If you can remake yourself in Detroit, you can do it anywhere. How five auto industry veterans reinvented their careers in the toughest place for second acts.
In southeast Michigan, where the assembly line revolutionized manufacturing, there's another kind of rebirth taking place. The fittest in a modern-day survival race are reinventing their careers, writing dramatic new life chapters -- and, believe it or not, staying put.
With the Detroit Three downsized and unemployment in Michigan hovering above 13%, you would think people would flee to higher ground. And many have. But plenty of hardy souls have found faith in the region's resilience -- and their own.
In Detroit you will find a guy who creates a new twist on the lemonade-out-of-lemons bromide: building furniture from the remains of demolished houses.
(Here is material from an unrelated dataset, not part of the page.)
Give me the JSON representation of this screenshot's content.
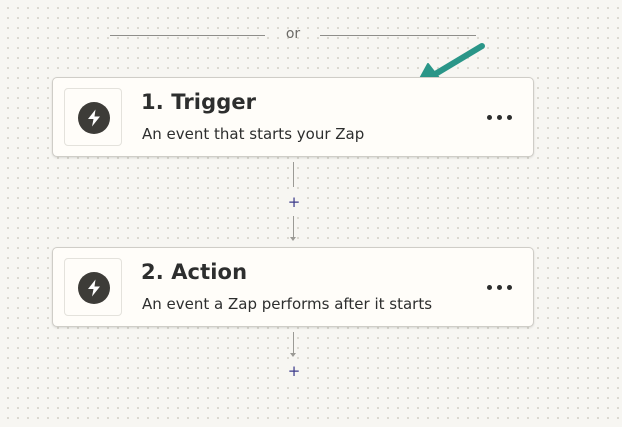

Here you will discover laid-off corporate executives opening up companies on their own, and assembly-line workers going back to school for nursing credentials. Here you will find blue-collar and white-collar workers catching the green wave.
"This city is a blank slate," says Detroit's Nicole Rupersburg, 29, who relaunched herself as a culinary tour guide after being laid off. "It's not a world of wealth and prestige and structure," she says. "Detroit is what you make of it, and here you are what you make of yourself."
What these people have in common is a willingness to take a chance on new paths and get the skills to navigate them. In the five success stories that follow, workers in even the toughest business environment show how you can reinvent yourself.
NEXT: Look for a greener pasture